_YOUR ASSIGNMENT_
Lines with the word "lijst" in them are the ones to copy from the records.

START DATA LISTING

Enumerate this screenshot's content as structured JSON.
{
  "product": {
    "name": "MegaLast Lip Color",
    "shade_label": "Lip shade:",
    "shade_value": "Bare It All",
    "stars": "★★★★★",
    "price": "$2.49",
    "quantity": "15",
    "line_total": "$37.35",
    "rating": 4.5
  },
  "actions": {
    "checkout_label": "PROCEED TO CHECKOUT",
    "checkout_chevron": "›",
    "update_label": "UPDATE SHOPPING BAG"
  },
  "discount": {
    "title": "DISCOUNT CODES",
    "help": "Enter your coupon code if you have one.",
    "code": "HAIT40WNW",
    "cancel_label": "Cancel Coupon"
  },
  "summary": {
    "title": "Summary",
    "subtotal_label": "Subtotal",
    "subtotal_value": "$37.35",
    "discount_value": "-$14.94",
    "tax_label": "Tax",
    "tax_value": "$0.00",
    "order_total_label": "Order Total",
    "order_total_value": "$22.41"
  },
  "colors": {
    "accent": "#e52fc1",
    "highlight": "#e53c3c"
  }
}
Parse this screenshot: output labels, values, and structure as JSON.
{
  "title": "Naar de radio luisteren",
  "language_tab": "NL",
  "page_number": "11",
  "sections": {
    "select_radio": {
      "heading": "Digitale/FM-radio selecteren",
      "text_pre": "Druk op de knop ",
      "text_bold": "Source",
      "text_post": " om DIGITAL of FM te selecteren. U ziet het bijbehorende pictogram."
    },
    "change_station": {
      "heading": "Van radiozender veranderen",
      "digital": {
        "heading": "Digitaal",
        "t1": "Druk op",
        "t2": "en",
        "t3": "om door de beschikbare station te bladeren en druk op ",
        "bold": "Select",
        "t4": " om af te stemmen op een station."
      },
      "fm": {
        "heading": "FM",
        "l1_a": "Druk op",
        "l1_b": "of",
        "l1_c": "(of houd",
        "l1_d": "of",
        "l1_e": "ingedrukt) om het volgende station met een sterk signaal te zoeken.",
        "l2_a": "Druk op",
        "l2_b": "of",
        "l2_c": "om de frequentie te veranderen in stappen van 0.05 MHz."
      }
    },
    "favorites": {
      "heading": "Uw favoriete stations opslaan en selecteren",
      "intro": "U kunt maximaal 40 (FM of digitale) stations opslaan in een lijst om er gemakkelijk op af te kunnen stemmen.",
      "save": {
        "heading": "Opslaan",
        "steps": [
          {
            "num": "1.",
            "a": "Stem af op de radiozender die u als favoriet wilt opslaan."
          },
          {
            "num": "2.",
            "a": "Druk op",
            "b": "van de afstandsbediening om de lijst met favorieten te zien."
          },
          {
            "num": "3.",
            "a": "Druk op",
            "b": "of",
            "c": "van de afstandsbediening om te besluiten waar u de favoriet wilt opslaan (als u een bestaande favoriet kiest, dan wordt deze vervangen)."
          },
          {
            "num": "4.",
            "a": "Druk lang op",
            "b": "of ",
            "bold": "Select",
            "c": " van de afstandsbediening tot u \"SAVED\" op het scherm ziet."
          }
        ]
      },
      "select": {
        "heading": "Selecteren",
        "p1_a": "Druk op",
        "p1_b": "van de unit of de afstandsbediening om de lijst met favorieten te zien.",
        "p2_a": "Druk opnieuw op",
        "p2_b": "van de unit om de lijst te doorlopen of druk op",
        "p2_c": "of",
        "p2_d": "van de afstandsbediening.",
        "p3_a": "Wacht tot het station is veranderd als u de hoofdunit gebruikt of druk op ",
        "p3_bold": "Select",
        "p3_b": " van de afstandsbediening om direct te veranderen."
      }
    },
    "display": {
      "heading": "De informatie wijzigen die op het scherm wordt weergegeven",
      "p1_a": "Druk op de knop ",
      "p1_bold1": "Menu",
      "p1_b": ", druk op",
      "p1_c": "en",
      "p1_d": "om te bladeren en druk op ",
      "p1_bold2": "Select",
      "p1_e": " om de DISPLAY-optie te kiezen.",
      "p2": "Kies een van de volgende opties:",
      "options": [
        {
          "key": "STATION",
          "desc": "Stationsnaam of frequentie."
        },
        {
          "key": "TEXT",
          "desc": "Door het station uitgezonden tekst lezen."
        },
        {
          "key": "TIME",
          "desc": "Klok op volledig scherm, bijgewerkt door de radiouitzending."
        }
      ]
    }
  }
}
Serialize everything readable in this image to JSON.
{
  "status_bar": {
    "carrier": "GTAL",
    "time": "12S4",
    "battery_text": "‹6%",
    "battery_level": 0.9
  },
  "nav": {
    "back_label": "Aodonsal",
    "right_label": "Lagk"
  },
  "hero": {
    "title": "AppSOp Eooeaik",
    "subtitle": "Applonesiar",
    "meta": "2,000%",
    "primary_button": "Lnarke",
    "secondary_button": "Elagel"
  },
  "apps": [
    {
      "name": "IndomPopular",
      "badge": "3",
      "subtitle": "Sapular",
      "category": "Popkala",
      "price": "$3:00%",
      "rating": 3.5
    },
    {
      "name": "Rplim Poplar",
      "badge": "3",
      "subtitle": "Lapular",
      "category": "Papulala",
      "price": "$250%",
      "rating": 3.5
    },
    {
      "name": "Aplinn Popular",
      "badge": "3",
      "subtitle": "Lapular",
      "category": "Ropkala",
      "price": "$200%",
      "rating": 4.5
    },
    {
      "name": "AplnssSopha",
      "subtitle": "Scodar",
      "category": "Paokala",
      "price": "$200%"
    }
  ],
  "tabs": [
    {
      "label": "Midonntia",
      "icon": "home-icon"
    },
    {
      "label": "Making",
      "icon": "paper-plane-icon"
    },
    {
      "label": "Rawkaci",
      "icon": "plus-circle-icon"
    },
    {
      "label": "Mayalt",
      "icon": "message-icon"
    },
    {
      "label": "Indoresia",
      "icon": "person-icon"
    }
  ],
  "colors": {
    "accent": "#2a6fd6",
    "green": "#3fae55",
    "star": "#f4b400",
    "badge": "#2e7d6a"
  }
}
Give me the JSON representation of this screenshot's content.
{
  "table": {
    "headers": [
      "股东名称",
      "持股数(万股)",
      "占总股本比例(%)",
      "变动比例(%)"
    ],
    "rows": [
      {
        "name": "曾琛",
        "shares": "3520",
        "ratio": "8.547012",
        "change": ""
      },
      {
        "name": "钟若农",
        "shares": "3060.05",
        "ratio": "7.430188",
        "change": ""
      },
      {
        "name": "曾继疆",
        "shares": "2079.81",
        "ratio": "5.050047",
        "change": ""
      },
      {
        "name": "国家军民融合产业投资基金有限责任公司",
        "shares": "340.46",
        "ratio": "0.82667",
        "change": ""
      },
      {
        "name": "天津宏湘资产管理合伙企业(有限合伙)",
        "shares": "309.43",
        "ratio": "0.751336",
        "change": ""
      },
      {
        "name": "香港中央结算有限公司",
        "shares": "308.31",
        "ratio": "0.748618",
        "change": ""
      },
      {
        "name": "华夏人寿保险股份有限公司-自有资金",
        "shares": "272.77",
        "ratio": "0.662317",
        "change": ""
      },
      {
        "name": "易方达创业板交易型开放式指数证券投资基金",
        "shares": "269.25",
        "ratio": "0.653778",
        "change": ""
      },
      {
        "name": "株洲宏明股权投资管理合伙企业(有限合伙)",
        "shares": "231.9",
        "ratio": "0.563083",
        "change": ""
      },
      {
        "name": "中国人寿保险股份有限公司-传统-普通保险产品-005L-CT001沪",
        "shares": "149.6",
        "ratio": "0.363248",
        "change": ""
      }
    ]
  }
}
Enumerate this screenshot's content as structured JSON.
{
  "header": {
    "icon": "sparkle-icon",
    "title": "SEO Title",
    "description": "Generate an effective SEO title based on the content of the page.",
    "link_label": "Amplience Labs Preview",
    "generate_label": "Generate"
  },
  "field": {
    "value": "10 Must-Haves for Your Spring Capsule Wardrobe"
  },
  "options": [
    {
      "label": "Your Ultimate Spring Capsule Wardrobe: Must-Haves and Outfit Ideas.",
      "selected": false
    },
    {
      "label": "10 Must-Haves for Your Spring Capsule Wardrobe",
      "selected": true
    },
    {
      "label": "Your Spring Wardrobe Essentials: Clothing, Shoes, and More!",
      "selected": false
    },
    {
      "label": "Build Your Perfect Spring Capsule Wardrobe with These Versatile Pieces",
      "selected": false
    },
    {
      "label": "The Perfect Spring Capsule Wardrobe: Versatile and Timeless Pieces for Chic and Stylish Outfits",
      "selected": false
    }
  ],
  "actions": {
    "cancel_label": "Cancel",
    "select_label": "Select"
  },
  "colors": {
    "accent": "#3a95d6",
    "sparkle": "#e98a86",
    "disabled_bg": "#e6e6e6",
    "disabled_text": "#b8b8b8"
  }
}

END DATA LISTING

_RESPONSE BOX_
      "intro": "U kunt maximaal 40 (FM of digitale) stations opslaan in een lijst om er gemakkelijk op af te kunnen stemmen.",
            "b": "van de afstandsbediening om de lijst met favorieten te zien."
        "p1_b": "van de unit of de afstandsbediening om de lijst met favorieten te zien.",
        "p2_b": "van de unit om de lijst te doorlopen of druk op",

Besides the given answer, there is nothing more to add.